Facebook Pages belonging to several organizations have been taken down over the past few weeks by individuals claiming to be the copyright holder of the content. The true owners of the affected Facebook Pages say they are victims of bogus DMCA claims. The DMCA, or Digital Millennium Copyright Act, is a piece of legislation that protects the copyrighted works of copyright owners from infringement. You most commonly see copyright holders enforcing the DMCA with takedowns of video and music content on YouTube. If a video or song is uploaded by someone other than the copyright holder, a DMCA takedown claim is submitted by the copyright holder to the entity (e.g. YouTube or Facebook) to have the video or song removed.
This all sounds logical except for how Facebook has been handling the takedown requests. In order to file a DMCA takedown request to Facebook, one needs to provide the name, mailing address, telephone number, email address, and details of the infringement. Facebook has been quick to pull the trigger by not verifying the legitimacy of the copyright holder’s information and has instead immediately shutdown the requested Facebook Page. In the case of popular tech blog Redmond Pie, their Facebook Page of over 70,000 fans was disabled only to have the scam artist who took down the page replace it with a fake Redmond Pie Facebook Page that lured in new fans by promising free iPads. These falsified takedowns are damaging the image and brand of a lot of the affected victims.
ReadWriteWeb asked Facebook about the recent takedowns to which FB responded,

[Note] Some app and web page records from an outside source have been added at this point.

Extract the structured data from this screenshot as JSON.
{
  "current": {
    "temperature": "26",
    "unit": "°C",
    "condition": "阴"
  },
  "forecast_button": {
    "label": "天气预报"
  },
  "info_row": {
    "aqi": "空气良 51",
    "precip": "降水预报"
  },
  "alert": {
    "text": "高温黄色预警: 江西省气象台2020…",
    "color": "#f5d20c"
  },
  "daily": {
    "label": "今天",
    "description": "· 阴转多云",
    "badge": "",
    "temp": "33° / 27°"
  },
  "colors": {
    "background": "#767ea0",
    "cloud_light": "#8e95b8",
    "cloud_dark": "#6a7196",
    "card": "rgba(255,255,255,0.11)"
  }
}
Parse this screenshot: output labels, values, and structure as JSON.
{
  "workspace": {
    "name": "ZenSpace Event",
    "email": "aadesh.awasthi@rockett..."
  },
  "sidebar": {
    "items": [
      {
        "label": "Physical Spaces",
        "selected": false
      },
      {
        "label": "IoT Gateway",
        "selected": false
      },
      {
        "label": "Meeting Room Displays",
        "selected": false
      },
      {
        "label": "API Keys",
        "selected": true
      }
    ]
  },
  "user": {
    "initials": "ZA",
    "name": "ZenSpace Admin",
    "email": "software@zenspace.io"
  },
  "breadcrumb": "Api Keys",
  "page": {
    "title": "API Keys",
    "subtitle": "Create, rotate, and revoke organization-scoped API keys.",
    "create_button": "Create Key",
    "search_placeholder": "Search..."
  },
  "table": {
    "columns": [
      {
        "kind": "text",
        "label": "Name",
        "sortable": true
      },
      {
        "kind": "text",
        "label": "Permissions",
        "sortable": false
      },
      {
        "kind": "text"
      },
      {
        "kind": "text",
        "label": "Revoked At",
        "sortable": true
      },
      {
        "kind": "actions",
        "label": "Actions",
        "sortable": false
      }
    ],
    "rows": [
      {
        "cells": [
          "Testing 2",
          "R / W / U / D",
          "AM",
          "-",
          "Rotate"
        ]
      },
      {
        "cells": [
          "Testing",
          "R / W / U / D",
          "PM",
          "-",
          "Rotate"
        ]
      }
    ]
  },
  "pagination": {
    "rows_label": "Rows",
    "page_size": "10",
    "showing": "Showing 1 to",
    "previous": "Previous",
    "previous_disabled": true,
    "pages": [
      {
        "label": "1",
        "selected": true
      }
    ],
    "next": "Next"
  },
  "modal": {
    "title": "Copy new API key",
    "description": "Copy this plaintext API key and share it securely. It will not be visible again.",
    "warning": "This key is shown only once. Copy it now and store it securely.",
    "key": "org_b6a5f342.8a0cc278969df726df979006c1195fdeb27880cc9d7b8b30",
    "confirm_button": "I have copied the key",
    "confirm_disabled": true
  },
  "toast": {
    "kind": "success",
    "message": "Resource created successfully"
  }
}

“We want Facebook to be a place where people can share and discuss openly while respecting the rights of others. We take seriously both the interests of people who post content and those of rights holders. We work to ensure that we don’t take content down as a result of fraudulent notices. However, when a rights holder properly completes our notice form alleging intellectual property (IP) infringement, we will take appropriate action including removing or disabling access to the relevant content. When we do this, we notify the person who shared the content so he or she can take appropriate action, which may include contacting the reporting party or following up with Facebook.
Submitting an IP notice is no trivial matter. The forms in our Help Center require statements under penalty of perjury, and fraudulent claims are subject to legal process.”